_What to do_
The number of lines below containing the word "this" is all that should be returned.

----

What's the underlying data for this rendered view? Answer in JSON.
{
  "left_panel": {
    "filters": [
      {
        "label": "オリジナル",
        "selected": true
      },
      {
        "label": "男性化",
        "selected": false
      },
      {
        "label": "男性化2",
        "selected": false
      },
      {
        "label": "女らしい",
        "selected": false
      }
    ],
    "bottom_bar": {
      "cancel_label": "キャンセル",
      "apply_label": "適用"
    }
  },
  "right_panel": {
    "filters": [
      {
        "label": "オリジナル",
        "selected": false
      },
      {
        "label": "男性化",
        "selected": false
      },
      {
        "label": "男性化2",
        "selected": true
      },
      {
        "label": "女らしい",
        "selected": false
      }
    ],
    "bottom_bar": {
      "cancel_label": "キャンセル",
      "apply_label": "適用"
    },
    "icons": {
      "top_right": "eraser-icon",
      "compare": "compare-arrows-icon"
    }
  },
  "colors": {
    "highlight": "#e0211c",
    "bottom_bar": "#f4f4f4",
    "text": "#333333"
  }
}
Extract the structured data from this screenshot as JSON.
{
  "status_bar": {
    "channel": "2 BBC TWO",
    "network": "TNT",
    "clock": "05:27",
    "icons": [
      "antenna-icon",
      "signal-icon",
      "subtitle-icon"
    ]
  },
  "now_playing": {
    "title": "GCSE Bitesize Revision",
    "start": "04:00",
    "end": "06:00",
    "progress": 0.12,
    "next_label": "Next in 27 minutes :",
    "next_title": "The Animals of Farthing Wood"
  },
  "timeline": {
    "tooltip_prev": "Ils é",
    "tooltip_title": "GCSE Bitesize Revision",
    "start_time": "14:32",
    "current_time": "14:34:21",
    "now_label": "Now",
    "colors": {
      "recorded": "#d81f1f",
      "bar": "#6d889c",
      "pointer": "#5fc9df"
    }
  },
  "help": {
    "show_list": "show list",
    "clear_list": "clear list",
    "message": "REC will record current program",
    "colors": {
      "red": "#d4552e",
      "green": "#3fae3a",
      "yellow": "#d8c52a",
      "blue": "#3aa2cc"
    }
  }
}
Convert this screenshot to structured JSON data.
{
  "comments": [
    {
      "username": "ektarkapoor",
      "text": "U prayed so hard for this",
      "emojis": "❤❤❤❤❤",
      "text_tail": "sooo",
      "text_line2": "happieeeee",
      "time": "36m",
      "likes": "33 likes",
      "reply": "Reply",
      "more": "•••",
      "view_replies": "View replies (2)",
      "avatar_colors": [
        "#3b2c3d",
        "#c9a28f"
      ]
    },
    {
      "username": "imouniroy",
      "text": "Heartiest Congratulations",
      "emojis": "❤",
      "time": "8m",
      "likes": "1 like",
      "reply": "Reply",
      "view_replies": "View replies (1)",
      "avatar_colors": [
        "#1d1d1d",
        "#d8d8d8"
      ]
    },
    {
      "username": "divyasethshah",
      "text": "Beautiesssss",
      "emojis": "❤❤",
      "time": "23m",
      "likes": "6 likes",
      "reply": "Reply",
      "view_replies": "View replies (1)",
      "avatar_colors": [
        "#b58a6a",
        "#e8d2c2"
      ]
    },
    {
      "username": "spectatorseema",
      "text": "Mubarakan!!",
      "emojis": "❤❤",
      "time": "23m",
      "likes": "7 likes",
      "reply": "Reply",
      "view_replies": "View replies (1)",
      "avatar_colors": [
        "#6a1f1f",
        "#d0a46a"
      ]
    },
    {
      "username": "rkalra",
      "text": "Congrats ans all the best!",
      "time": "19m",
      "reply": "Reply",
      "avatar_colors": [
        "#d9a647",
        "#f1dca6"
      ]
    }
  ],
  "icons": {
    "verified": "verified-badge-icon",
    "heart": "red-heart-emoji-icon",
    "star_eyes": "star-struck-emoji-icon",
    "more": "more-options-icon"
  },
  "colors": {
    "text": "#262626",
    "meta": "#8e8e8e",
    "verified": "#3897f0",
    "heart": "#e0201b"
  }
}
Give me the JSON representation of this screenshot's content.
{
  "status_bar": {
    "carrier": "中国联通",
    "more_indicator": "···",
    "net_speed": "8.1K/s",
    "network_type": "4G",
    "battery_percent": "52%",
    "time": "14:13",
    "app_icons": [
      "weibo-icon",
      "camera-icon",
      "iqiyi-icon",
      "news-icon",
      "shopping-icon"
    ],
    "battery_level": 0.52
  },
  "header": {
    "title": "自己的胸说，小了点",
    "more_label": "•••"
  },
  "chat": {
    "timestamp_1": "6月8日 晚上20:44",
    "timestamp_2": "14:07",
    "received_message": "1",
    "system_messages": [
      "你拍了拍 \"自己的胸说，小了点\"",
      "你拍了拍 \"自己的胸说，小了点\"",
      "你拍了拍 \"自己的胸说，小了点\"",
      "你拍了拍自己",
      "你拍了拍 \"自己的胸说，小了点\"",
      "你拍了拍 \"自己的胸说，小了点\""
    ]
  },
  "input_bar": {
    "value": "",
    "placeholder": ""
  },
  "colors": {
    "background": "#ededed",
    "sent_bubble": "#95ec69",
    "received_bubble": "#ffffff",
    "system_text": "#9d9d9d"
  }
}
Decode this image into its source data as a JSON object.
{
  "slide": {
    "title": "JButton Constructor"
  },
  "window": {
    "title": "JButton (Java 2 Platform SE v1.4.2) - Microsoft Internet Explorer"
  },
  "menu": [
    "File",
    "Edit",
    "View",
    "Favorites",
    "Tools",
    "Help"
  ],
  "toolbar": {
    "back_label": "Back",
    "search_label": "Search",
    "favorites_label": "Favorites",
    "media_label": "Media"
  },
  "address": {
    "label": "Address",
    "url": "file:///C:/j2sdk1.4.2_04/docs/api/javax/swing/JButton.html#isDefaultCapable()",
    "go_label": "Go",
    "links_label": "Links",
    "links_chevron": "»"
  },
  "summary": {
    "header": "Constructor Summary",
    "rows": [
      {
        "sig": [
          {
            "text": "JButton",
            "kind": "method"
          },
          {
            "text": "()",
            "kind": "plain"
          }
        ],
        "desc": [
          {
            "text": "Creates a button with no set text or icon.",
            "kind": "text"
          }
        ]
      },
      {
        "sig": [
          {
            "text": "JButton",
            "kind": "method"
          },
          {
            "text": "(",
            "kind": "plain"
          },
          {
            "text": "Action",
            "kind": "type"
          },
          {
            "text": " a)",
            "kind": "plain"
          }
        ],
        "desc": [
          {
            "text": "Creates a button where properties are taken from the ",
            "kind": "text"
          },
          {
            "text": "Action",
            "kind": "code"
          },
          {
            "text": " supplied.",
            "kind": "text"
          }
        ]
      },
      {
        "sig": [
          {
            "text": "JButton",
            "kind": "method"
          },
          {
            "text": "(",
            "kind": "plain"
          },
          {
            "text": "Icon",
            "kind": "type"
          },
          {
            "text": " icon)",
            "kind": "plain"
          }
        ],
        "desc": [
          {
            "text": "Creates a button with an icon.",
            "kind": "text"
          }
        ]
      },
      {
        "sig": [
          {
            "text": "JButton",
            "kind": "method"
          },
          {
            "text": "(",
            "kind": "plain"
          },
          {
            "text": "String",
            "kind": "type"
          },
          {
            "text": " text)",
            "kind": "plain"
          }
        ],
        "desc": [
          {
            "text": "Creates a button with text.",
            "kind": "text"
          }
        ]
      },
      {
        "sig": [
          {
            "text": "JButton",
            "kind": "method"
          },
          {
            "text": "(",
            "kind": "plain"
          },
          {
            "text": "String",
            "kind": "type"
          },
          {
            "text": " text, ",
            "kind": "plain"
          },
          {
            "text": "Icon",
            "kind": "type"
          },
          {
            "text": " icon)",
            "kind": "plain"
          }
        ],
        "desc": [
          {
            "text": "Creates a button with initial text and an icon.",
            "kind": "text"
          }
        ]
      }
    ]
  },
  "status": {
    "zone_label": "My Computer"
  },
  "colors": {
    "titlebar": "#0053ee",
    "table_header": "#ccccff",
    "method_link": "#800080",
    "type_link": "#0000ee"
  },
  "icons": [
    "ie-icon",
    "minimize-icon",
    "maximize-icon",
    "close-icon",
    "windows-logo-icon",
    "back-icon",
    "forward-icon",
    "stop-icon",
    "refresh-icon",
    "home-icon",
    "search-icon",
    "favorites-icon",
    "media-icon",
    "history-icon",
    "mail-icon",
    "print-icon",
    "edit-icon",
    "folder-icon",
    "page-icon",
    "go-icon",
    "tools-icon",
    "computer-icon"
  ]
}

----

_Response area_
6